The Concept of a Christian Nation Drives US Conservative Movements, but Historians Argue it Misinterprets the Intentions of the Founders

Credits: Key Biscayne Independent

The United States Constitution does not explicitly mention Christianity or any specific religion. Similarly, the Declaration of Independence refers to rights coming from a “Creator” and “Nature’s God” without specifying a particular deity.

Despite this, a significant number of Americans believe that the founding fathers intended the U.S. to be a Christian nation, and some believe it should remain one. This belief is particularly strong among Republicans and white evangelicals, with supporters of Donald Trump often voicing these views.

The concept of a Christian America varies in interpretation. While many Americans hold general God-and-country sentiments, a smaller, more fervent group also believes that the Constitution was divinely inspired and that the federal government should endorse Christianity in public life.

US Conservative Christian Movement (Credits: The Texas Tribune)

This group tends to have unfavorable views toward immigrants, downplay anti-Black discrimination, and view Trump favorably. This belief system is often referred to as Christian nationalism, which combines American and Christian values and seeks to elevate Christianity in public discourse.

Proponents of Christian nationalism often view American history through a lens of national innocence, avoiding acknowledgment of darker aspects of the country’s past. This belief is intertwined with other ideologies, such as Manifest Destiny, America First, and Make America Great Again.

While many conservatives and Republicans embrace the idea of Christian national origins, not all identify as Christian nationalists.

Some, like Republican House Speaker Mike Johnson, assert that America was founded as a Christian nation and that Christian principles influenced its laws and founding documents.

Critics, however, argue that the idea of a Christian America is a myth that excludes non-Christians and justifies past injustices. They emphasize the Constitution’s prohibition of religious tests for office and its establishment clause, which separates church and state.

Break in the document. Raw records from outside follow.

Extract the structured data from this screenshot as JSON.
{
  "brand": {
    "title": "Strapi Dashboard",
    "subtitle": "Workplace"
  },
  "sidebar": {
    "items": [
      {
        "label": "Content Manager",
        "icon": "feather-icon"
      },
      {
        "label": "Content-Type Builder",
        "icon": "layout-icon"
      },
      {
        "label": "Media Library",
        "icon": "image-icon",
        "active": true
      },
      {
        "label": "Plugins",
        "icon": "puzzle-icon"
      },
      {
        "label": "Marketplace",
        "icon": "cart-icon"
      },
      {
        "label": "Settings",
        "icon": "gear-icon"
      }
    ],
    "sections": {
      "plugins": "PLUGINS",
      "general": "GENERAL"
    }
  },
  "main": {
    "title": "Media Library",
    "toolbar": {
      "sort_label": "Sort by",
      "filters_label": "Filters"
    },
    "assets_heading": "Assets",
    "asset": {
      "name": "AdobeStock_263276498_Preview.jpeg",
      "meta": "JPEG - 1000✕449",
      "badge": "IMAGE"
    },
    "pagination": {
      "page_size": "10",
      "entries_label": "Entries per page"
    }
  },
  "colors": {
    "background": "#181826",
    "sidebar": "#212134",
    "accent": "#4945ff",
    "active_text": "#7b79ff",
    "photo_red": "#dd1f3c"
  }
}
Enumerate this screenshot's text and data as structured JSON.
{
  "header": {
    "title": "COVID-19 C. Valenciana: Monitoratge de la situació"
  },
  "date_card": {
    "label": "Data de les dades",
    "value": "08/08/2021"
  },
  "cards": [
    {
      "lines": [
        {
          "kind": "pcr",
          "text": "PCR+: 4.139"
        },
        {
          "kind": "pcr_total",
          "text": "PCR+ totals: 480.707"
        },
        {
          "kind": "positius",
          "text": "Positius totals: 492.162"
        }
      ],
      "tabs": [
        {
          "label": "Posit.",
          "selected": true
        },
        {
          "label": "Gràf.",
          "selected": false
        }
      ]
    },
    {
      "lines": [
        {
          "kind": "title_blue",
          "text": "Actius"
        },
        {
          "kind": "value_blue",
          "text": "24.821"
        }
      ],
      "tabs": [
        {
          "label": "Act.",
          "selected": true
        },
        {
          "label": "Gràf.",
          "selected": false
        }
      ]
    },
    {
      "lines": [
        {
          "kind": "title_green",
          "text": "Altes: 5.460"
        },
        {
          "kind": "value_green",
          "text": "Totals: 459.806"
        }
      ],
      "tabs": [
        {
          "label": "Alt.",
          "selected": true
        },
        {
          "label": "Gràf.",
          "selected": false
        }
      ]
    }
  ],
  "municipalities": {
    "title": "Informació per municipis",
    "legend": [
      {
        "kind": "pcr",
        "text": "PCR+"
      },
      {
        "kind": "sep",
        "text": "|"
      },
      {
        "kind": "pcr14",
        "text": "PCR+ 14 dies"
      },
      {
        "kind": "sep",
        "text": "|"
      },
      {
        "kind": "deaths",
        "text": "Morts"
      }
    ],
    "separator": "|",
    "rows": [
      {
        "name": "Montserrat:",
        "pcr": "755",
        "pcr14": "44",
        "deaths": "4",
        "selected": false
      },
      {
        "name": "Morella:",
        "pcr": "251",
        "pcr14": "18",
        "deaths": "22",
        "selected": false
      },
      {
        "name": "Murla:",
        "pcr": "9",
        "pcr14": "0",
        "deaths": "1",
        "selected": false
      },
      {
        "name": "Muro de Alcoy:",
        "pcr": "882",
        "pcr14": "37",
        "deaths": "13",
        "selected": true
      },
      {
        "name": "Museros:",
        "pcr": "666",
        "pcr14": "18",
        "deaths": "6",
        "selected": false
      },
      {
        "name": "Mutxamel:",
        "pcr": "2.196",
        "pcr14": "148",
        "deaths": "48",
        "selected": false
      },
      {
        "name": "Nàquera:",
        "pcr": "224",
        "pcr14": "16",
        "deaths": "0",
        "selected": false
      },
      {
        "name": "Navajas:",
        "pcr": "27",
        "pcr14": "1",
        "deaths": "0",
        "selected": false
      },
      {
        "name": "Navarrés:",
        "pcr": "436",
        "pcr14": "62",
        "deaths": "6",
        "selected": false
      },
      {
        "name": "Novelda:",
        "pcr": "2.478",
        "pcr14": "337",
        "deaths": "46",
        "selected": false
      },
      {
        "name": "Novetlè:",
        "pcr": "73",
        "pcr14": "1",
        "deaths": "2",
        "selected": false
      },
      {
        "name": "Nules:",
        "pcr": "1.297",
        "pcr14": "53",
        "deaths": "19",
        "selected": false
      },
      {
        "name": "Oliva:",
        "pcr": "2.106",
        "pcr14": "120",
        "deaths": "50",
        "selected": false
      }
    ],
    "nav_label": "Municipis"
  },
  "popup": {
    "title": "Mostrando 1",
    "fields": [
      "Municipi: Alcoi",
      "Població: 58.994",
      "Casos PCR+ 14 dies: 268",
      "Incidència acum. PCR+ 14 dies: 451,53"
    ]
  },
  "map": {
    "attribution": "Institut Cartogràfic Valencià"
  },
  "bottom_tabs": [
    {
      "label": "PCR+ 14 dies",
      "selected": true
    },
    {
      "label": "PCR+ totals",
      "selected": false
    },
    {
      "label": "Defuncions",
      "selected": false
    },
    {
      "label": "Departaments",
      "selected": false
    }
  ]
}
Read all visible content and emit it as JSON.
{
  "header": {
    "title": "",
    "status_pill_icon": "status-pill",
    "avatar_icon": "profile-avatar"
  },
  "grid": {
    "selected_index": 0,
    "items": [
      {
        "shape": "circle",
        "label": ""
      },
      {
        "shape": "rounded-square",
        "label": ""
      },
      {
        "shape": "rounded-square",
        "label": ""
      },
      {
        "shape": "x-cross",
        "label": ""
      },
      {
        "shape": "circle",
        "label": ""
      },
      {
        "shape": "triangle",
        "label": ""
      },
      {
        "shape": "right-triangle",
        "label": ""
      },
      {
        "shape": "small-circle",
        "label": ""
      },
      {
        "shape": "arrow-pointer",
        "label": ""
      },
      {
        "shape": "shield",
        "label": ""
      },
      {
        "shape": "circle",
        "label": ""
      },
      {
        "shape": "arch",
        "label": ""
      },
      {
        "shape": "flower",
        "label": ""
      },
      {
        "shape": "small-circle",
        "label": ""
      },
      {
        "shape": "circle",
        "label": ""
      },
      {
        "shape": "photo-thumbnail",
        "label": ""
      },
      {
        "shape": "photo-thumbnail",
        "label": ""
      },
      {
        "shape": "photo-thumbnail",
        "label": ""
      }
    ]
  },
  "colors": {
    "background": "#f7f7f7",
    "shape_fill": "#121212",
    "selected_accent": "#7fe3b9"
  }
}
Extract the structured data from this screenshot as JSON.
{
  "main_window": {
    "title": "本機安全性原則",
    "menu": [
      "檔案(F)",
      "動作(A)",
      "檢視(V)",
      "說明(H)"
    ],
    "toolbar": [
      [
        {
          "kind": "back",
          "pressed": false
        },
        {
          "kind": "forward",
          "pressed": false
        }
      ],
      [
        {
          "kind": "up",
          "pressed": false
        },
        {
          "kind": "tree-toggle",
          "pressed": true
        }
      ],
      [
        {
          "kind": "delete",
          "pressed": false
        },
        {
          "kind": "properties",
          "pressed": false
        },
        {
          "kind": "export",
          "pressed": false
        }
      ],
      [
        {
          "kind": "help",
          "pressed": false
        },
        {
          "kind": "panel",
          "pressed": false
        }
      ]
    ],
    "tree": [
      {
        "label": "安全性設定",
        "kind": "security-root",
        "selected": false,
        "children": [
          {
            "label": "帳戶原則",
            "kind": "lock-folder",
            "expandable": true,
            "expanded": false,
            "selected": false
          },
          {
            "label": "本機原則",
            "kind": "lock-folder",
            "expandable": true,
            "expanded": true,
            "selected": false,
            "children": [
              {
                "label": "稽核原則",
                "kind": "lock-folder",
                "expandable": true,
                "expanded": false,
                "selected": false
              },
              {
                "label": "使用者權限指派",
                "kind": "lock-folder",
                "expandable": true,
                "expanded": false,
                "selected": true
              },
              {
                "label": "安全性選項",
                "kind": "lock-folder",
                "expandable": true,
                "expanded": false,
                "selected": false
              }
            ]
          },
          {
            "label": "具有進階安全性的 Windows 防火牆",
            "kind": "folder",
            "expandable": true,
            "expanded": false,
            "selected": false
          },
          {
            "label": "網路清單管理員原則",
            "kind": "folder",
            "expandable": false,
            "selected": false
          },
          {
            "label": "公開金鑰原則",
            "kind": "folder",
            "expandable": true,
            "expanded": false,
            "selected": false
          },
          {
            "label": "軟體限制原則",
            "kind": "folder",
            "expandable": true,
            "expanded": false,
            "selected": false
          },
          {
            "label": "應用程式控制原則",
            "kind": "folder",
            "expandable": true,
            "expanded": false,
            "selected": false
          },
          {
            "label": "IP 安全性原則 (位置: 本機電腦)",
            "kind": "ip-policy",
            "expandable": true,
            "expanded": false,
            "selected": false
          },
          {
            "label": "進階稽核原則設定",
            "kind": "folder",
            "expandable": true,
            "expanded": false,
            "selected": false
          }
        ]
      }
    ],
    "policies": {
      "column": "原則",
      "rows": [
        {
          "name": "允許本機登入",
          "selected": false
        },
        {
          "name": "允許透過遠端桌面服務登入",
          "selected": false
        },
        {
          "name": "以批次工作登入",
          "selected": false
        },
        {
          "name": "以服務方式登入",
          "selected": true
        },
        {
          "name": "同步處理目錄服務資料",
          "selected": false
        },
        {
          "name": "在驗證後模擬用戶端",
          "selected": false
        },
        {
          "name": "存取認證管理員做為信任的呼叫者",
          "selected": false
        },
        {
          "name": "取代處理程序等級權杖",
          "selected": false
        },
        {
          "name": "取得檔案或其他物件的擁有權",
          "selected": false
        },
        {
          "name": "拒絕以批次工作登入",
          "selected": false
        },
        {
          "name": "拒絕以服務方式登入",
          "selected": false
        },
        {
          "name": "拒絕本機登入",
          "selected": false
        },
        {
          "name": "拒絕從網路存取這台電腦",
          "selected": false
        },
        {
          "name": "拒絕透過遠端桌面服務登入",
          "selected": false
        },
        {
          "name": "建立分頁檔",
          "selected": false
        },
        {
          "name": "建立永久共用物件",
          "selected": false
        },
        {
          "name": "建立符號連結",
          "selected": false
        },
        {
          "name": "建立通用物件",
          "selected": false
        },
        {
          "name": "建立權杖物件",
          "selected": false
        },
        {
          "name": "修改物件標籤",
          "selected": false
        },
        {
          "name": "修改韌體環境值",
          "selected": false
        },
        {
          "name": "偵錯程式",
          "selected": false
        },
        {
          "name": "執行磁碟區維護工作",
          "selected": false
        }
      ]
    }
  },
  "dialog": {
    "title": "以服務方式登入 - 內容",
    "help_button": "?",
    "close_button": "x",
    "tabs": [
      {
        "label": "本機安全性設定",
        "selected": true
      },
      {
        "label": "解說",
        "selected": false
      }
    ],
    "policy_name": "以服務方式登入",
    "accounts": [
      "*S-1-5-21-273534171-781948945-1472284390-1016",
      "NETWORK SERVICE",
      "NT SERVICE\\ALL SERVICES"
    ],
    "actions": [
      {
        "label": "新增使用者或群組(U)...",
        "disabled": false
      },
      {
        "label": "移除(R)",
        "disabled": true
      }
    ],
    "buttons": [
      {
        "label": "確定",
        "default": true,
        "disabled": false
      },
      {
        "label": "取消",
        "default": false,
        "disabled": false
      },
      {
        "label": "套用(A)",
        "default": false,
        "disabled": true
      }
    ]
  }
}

Overall, the belief in America’s Christian origins remains prevalent in American society, with a significant portion of the population supporting the idea that the country was founded as a Christian nation.

I'm Richard Rosales, I cover political news and ongoing US elections.